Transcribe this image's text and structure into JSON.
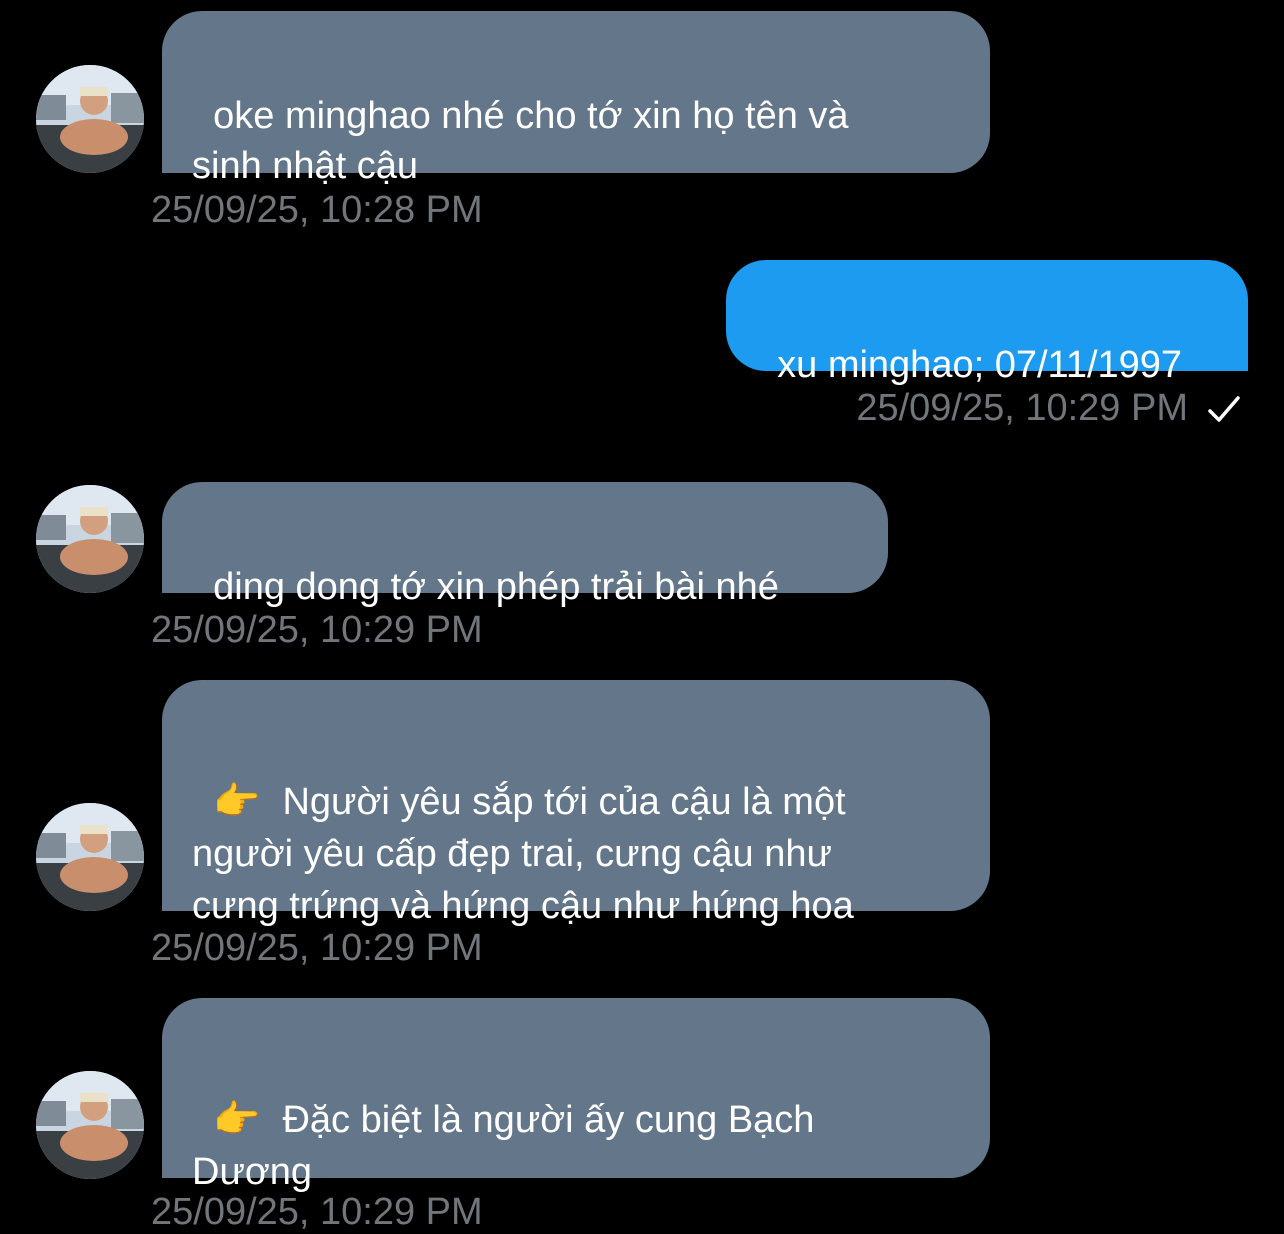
{
  "messages": [
    {
      "direction": "incoming",
      "text": "oke minghao nhé cho tớ xin họ tên và\nsinh nhật cậu",
      "timestamp": "25/09/25, 10:28 PM"
    },
    {
      "direction": "outgoing",
      "text": "xu minghao; 07/11/1997",
      "timestamp": "25/09/25, 10:29 PM",
      "status_icon": "checkmark-icon"
    },
    {
      "direction": "incoming",
      "text": "ding dong tớ xin phép trải bài nhé",
      "timestamp": "25/09/25, 10:29 PM"
    },
    {
      "direction": "incoming",
      "emoji": "👉",
      "text": "Người yêu sắp tới của cậu là một\nngười yêu cấp đẹp trai, cưng cậu như\ncưng trứng và hứng cậu như hứng hoa",
      "timestamp": "25/09/25, 10:29 PM"
    },
    {
      "direction": "incoming",
      "emoji": "👉",
      "text": "Đặc biệt là người ấy cung Bạch\nDương",
      "timestamp": "25/09/25, 10:29 PM"
    }
  ],
  "colors": {
    "background": "#000000",
    "incoming_bubble": "#64778a",
    "outgoing_bubble": "#1d9bf0",
    "timestamp": "#71767b",
    "text": "#ffffff"
  }
}
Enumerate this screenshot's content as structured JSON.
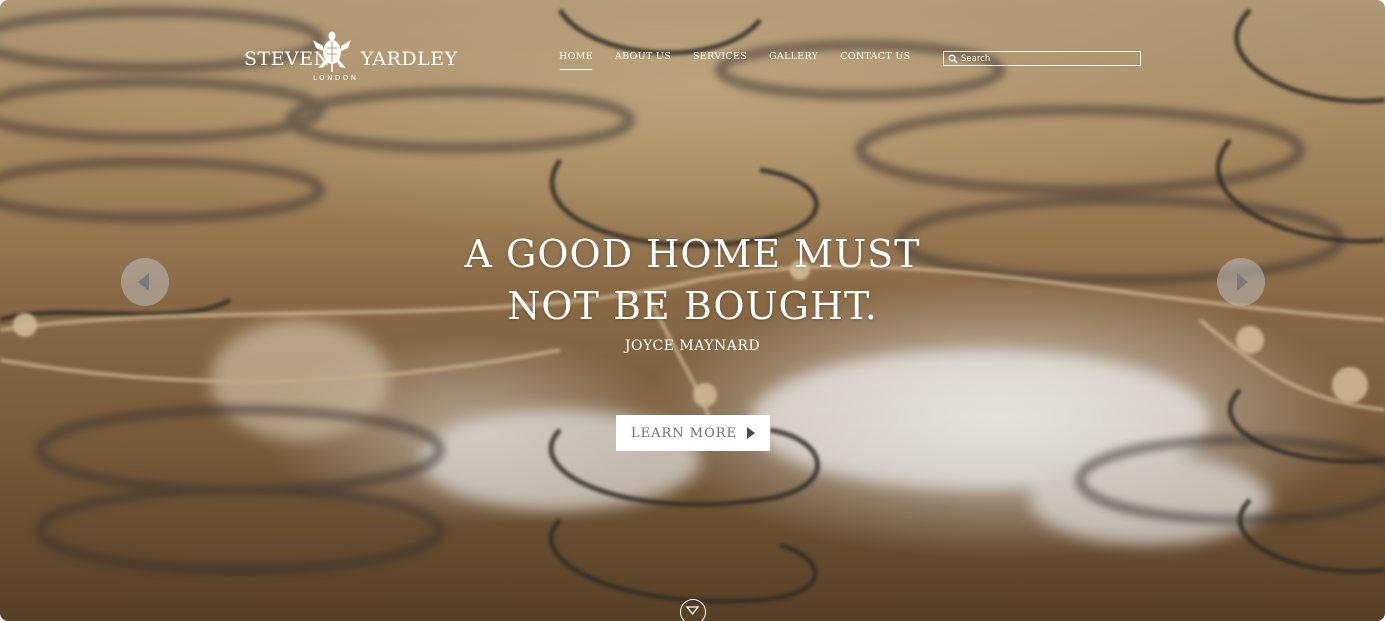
{
  "brand": {
    "name_first": "STEVEN",
    "name_second": "YARDLEY",
    "location": "LONDON",
    "logo_icon": "turtle-icon"
  },
  "nav": {
    "items": [
      {
        "label": "HOME",
        "active": true
      },
      {
        "label": "ABOUT US",
        "active": false
      },
      {
        "label": "SERVICES",
        "active": false
      },
      {
        "label": "GALLERY",
        "active": false
      },
      {
        "label": "CONTACT US",
        "active": false
      }
    ]
  },
  "search": {
    "placeholder": "Search",
    "icon": "search-icon"
  },
  "hero": {
    "headline_line1": "A GOOD HOME MUST",
    "headline_line2": "NOT BE BOUGHT.",
    "author": "JOYCE MAYNARD",
    "cta_label": "LEARN MORE",
    "cta_icon": "play-triangle-icon",
    "prev_icon": "arrow-left-icon",
    "next_icon": "arrow-right-icon",
    "scroll_icon": "chevron-down-icon"
  },
  "colors": {
    "text": "#ffffff",
    "button_bg": "#ffffff",
    "button_text": "#6d6d6d",
    "arrow_bg": "#bebebe"
  }
}
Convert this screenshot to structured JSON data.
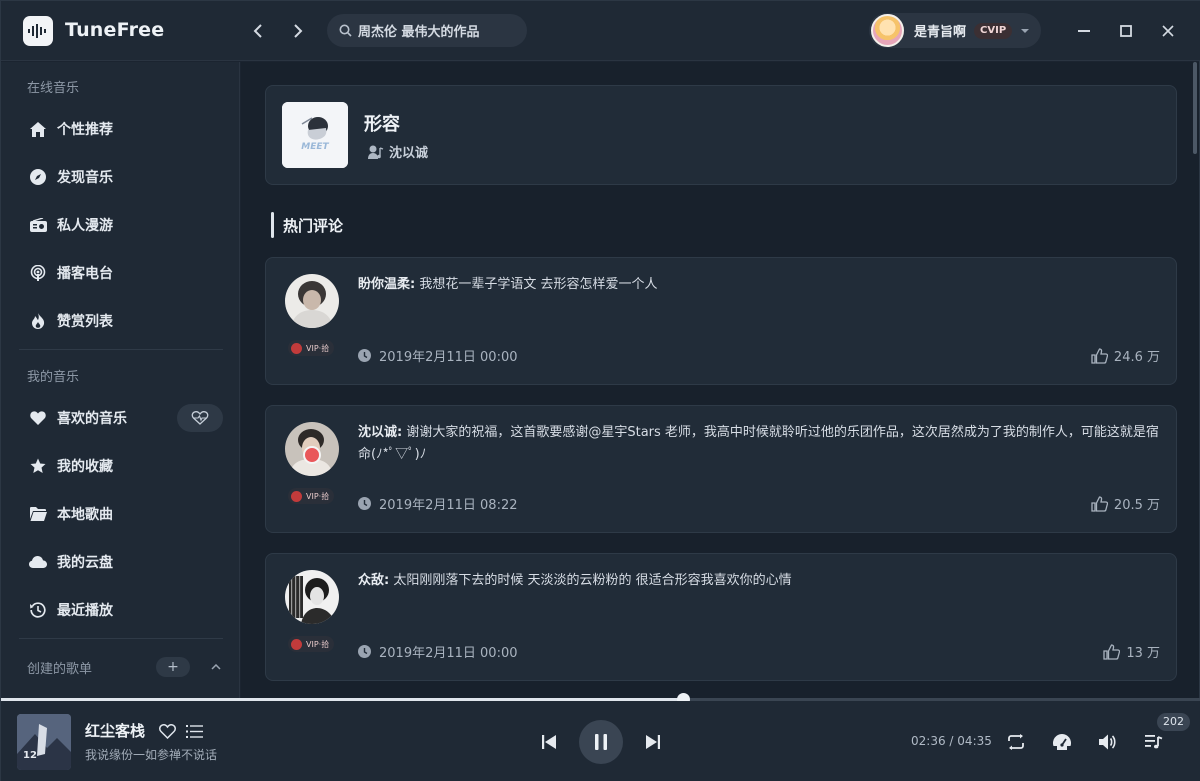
{
  "app": {
    "name": "TuneFree"
  },
  "header": {
    "search_text": "周杰伦 最伟大的作品",
    "user_name": "是青旨啊",
    "vip_badge": "CVIP"
  },
  "sidebar": {
    "online_label": "在线音乐",
    "online_items": [
      {
        "label": "个性推荐",
        "icon": "home-icon"
      },
      {
        "label": "发现音乐",
        "icon": "compass-icon"
      },
      {
        "label": "私人漫游",
        "icon": "radio-icon"
      },
      {
        "label": "播客电台",
        "icon": "podcast-icon"
      },
      {
        "label": "赞赏列表",
        "icon": "fire-icon"
      }
    ],
    "my_label": "我的音乐",
    "my_items": [
      {
        "label": "喜欢的音乐",
        "icon": "heart-icon"
      },
      {
        "label": "我的收藏",
        "icon": "star-icon"
      },
      {
        "label": "本地歌曲",
        "icon": "folder-icon"
      },
      {
        "label": "我的云盘",
        "icon": "cloud-icon"
      },
      {
        "label": "最近播放",
        "icon": "history-icon"
      }
    ],
    "created_label": "创建的歌单",
    "add_label": "+"
  },
  "song": {
    "title": "形容",
    "artist": "沈以诚"
  },
  "comments_section": {
    "title": "热门评论"
  },
  "comments": [
    {
      "user": "盼你温柔:",
      "text": "我想花一辈子学语文 去形容怎样爱一个人",
      "time": "2019年2月11日 00:00",
      "likes": "24.6 万",
      "badge": "VIP·拾"
    },
    {
      "user": "沈以诚:",
      "text": "谢谢大家的祝福，这首歌要感谢@星宇Stars 老师，我高中时候就聆听过他的乐团作品，这次居然成为了我的制作人，可能这就是宿命(ﾉ*ﾟ▽ﾟ)ﾉ",
      "time": "2019年2月11日 08:22",
      "likes": "20.5 万",
      "badge": "VIP·拾"
    },
    {
      "user": "众敌:",
      "text": "太阳刚刚落下去的时候 天淡淡的云粉粉的 很适合形容我喜欢你的心情",
      "time": "2019年2月11日 00:00",
      "likes": "13 万",
      "badge": "VIP·拾"
    }
  ],
  "player": {
    "title": "红尘客栈",
    "subtitle": "我说缘份一如参禅不说话",
    "current_time": "02:36",
    "separator": "/",
    "total_time": "04:35",
    "progress": 0.5686,
    "queue_count": "202"
  }
}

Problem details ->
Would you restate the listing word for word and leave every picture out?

Worked solution ->
Transcribe this image's text and structure into JSON.
{
  "messages": [
    {
      "direction": "incoming",
      "text": "oke minghao nhé cho tớ xin họ tên và\nsinh nhật cậu",
      "timestamp": "25/09/25, 10:28 PM"
    },
    {
      "direction": "outgoing",
      "text": "xu minghao; 07/11/1997",
      "timestamp": "25/09/25, 10:29 PM",
      "status_icon": "checkmark-icon"
    },
    {
      "direction": "incoming",
      "text": "ding dong tớ xin phép trải bài nhé",
      "timestamp": "25/09/25, 10:29 PM"
    },
    {
      "direction": "incoming",
      "emoji": "👉",
      "text": "Người yêu sắp tới của cậu là một\nngười yêu cấp đẹp trai, cưng cậu như\ncưng trứng và hứng cậu như hứng hoa",
      "timestamp": "25/09/25, 10:29 PM"
    },
    {
      "direction": "incoming",
      "emoji": "👉",
      "text": "Đặc biệt là người ấy cung Bạch\nDương",
      "timestamp": "25/09/25, 10:29 PM"
    }
  ],
  "colors": {
    "background": "#000000",
    "incoming_bubble": "#64778a",
    "outgoing_bubble": "#1d9bf0",
    "timestamp": "#71767b",
    "text": "#ffffff"
  }
}
Enumerate this screenshot's content as structured JSON.
{
  "brand": {
    "name_first": "STEVEN",
    "name_second": "YARDLEY",
    "location": "LONDON",
    "logo_icon": "turtle-icon"
  },
  "nav": {
    "items": [
      {
        "label": "HOME",
        "active": true
      },
      {
        "label": "ABOUT US",
        "active": false
      },
      {
        "label": "SERVICES",
        "active": false
      },
      {
        "label": "GALLERY",
        "active": false
      },
      {
        "label": "CONTACT US",
        "active": false
      }
    ]
  },
  "search": {
    "placeholder": "Search",
    "icon": "search-icon"
  },
  "hero": {
    "headline_line1": "A GOOD HOME MUST",
    "headline_line2": "NOT BE BOUGHT.",
    "author": "JOYCE MAYNARD",
    "cta_label": "LEARN MORE",
    "cta_icon": "play-triangle-icon",
    "prev_icon": "arrow-left-icon",
    "next_icon": "arrow-right-icon",
    "scroll_icon": "chevron-down-icon"
  },
  "colors": {
    "text": "#ffffff",
    "button_bg": "#ffffff",
    "button_text": "#6d6d6d",
    "arrow_bg": "#bebebe"
  }
}
Convert this screenshot to structured JSON data.
{
  "app": {
    "name": "TuneFree"
  },
  "header": {
    "search_text": "周杰伦 最伟大的作品",
    "user_name": "是青旨啊",
    "vip_badge": "CVIP"
  },
  "sidebar": {
    "online_label": "在线音乐",
    "online_items": [
      {
        "label": "个性推荐",
        "icon": "home-icon"
      },
      {
        "label": "发现音乐",
        "icon": "compass-icon"
      },
      {
        "label": "私人漫游",
        "icon": "radio-icon"
      },
      {
        "label": "播客电台",
        "icon": "podcast-icon"
      },
      {
        "label": "赞赏列表",
        "icon": "fire-icon"
      }
    ],
    "my_label": "我的音乐",
    "my_items": [
      {
        "label": "喜欢的音乐",
        "icon": "heart-icon"
      },
      {
        "label": "我的收藏",
        "icon": "star-icon"
      },
      {
        "label": "本地歌曲",
        "icon": "folder-icon"
      },
      {
        "label": "我的云盘",
        "icon": "cloud-icon"
      },
      {
        "label": "最近播放",
        "icon": "history-icon"
      }
    ],
    "created_label": "创建的歌单",
    "add_label": "+"
  },
  "song": {
    "title": "形容",
    "artist": "沈以诚"
  },
  "comments_section": {
    "title": "热门评论"
  },
  "comments": [
    {
      "user": "盼你温柔:",
      "text": "我想花一辈子学语文 去形容怎样爱一个人",
      "time": "2019年2月11日 00:00",
      "likes": "24.6 万",
      "badge": "VIP·拾"
    },
    {
      "user": "沈以诚:",
      "text": "谢谢大家的祝福，这首歌要感谢@星宇Stars 老师，我高中时候就聆听过他的乐团作品，这次居然成为了我的制作人，可能这就是宿命(ﾉ*ﾟ▽ﾟ)ﾉ",
      "time": "2019年2月11日 08:22",
      "likes": "20.5 万",
      "badge": "VIP·拾"
    },
    {
      "user": "众敌:",
      "text": "太阳刚刚落下去的时候 天淡淡的云粉粉的 很适合形容我喜欢你的心情",
      "time": "2019年2月11日 00:00",
      "likes": "13 万",
      "badge": "VIP·拾"
    }
  ],
  "player": {
    "title": "红尘客栈",
    "subtitle": "我说缘份一如参禅不说话",
    "current_time": "02:36",
    "separator": "/",
    "total_time": "04:35",
    "progress": 0.5686,
    "queue_count": "202"
  }
}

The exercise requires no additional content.